───── Records provided ─────

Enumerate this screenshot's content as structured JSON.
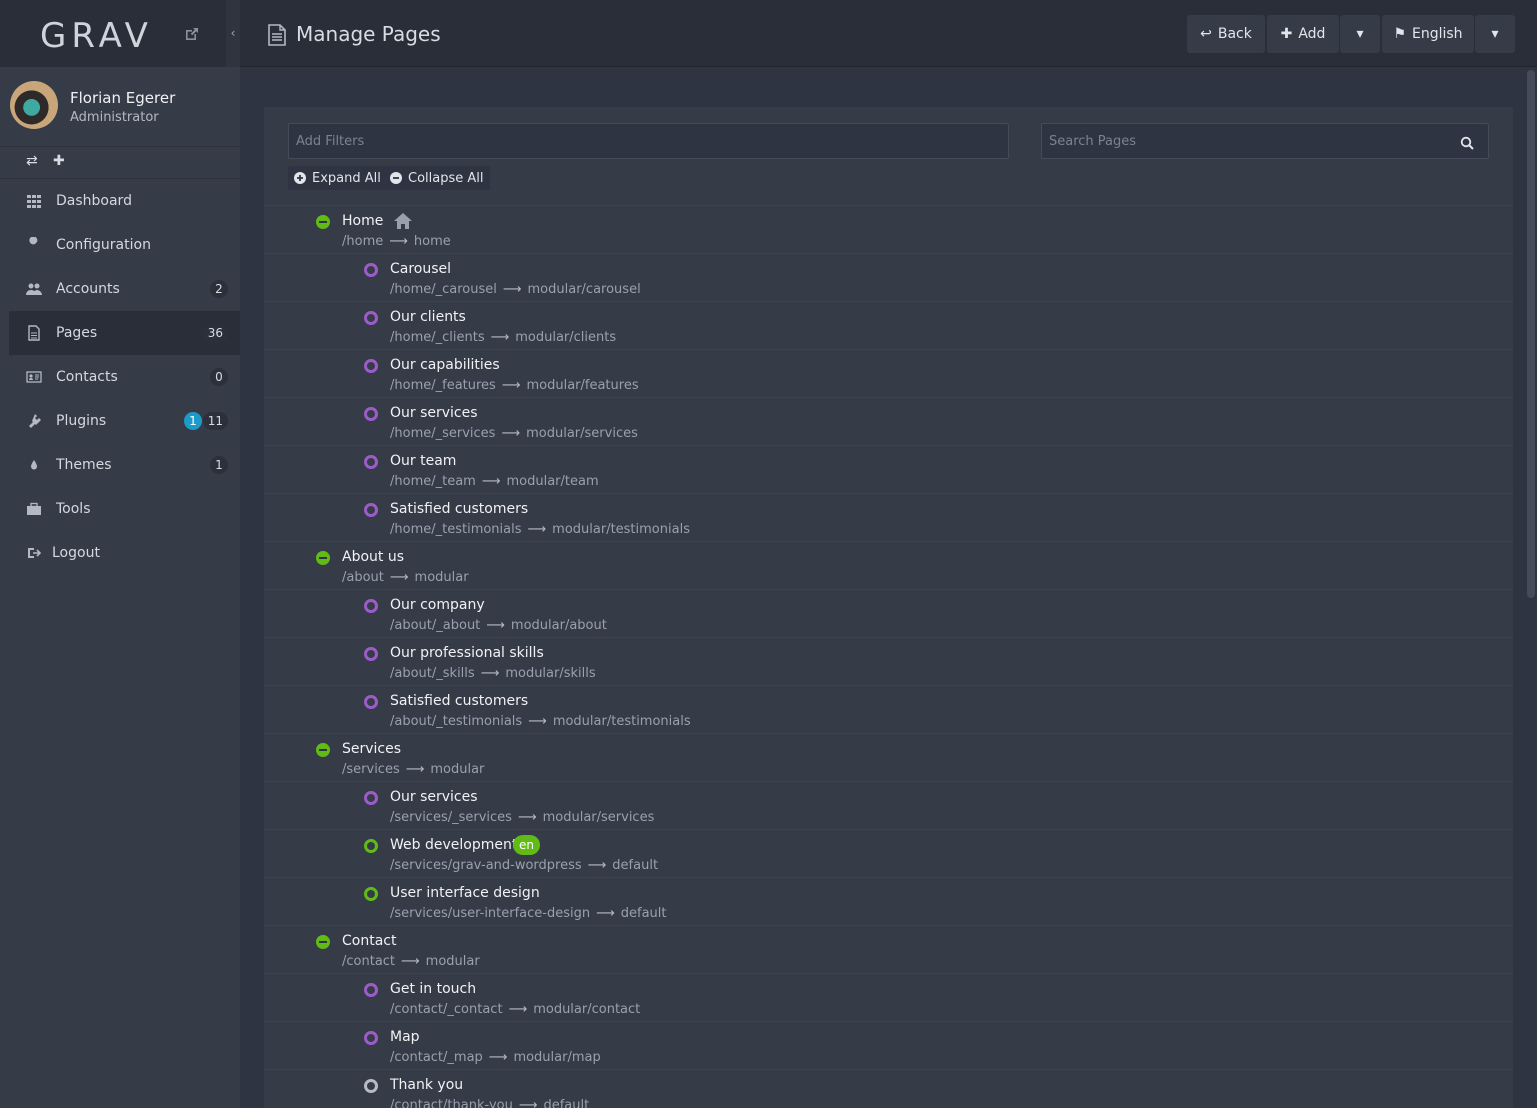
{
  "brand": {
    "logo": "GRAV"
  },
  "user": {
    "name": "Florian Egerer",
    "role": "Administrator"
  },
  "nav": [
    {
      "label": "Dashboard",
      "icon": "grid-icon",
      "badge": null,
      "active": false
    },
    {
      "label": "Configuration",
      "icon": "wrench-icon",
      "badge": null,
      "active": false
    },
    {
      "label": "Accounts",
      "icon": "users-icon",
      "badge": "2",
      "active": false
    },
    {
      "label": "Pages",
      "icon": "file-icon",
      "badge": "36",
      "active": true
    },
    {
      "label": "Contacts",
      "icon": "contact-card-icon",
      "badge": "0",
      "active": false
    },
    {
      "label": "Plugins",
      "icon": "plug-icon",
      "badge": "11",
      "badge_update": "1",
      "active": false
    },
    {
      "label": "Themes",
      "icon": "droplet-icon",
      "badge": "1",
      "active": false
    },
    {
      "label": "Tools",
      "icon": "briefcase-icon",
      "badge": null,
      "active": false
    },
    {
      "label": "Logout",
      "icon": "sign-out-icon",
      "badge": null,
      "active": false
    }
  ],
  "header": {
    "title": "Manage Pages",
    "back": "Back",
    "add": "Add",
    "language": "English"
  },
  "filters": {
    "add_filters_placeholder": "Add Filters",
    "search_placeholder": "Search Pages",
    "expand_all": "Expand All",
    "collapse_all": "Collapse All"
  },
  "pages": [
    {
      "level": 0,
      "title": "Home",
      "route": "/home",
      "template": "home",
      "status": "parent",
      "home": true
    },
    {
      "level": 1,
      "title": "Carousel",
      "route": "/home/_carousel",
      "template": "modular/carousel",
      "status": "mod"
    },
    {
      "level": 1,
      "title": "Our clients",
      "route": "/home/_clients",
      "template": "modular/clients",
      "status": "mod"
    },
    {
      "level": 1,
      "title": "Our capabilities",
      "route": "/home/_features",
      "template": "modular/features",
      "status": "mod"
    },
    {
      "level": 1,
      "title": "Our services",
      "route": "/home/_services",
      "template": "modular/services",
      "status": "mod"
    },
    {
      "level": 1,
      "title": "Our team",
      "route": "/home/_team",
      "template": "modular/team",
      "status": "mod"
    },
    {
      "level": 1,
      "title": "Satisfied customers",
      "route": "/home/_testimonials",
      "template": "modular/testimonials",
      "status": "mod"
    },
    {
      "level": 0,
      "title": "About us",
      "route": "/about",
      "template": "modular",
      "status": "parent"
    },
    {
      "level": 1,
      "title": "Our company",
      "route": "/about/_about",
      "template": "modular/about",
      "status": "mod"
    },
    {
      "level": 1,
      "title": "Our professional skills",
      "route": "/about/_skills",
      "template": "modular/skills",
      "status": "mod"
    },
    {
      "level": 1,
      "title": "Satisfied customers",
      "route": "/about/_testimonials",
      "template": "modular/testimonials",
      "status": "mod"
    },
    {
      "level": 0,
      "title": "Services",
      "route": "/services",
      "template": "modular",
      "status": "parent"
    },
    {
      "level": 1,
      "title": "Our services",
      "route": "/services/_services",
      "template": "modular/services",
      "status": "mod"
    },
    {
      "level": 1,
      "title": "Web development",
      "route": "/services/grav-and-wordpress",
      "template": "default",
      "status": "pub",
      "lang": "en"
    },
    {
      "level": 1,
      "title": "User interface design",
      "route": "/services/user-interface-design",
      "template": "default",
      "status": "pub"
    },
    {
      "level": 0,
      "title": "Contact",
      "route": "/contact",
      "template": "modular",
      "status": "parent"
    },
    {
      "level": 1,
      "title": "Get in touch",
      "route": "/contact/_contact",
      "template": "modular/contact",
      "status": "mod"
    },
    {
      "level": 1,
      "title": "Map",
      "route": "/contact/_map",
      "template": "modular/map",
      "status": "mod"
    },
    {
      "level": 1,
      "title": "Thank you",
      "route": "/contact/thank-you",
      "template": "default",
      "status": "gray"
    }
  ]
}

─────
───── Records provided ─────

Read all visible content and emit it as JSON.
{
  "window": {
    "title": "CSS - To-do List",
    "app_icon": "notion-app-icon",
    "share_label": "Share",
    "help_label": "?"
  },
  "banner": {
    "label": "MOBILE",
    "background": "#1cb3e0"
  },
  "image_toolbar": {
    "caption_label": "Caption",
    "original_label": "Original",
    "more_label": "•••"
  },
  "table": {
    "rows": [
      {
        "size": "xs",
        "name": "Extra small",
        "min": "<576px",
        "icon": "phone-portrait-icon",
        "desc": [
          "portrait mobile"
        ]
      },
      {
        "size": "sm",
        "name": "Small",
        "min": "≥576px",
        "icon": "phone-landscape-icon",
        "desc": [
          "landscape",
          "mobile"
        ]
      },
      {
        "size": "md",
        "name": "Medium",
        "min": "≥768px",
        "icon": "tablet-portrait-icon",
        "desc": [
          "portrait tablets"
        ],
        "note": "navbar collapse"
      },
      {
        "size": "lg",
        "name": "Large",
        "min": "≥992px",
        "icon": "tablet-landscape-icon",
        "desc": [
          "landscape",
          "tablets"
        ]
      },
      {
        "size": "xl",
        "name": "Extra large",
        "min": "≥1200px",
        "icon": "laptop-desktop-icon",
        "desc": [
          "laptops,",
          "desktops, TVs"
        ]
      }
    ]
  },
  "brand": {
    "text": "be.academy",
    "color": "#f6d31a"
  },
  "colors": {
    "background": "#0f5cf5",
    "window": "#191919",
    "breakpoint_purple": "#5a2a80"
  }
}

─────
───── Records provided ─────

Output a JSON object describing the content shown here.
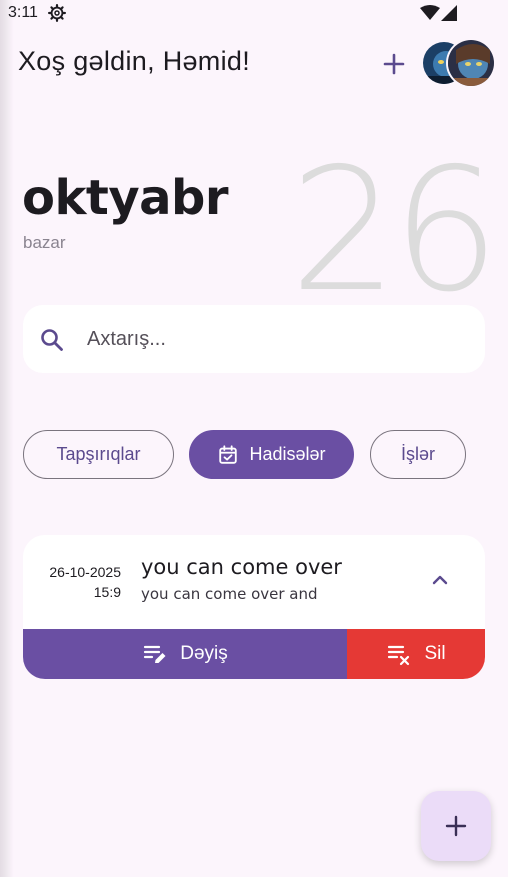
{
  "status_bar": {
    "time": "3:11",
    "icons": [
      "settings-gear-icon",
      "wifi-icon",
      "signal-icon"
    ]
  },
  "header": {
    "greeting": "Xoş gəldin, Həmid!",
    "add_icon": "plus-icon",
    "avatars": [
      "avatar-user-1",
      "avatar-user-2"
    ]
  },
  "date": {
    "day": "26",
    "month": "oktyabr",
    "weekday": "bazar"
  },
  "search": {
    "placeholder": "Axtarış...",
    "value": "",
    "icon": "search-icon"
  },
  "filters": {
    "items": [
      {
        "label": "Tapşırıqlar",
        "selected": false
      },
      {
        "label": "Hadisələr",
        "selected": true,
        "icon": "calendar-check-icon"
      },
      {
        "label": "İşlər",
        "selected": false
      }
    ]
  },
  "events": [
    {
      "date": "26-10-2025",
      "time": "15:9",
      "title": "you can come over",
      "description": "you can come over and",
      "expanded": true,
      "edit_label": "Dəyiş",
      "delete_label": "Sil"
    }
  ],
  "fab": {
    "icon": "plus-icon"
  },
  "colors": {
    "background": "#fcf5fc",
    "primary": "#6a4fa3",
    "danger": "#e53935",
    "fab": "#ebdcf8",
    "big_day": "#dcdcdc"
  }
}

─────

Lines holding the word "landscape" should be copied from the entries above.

        "icon": "phone-landscape-icon",
          "landscape",
        "icon": "tablet-landscape-icon",
          "landscape",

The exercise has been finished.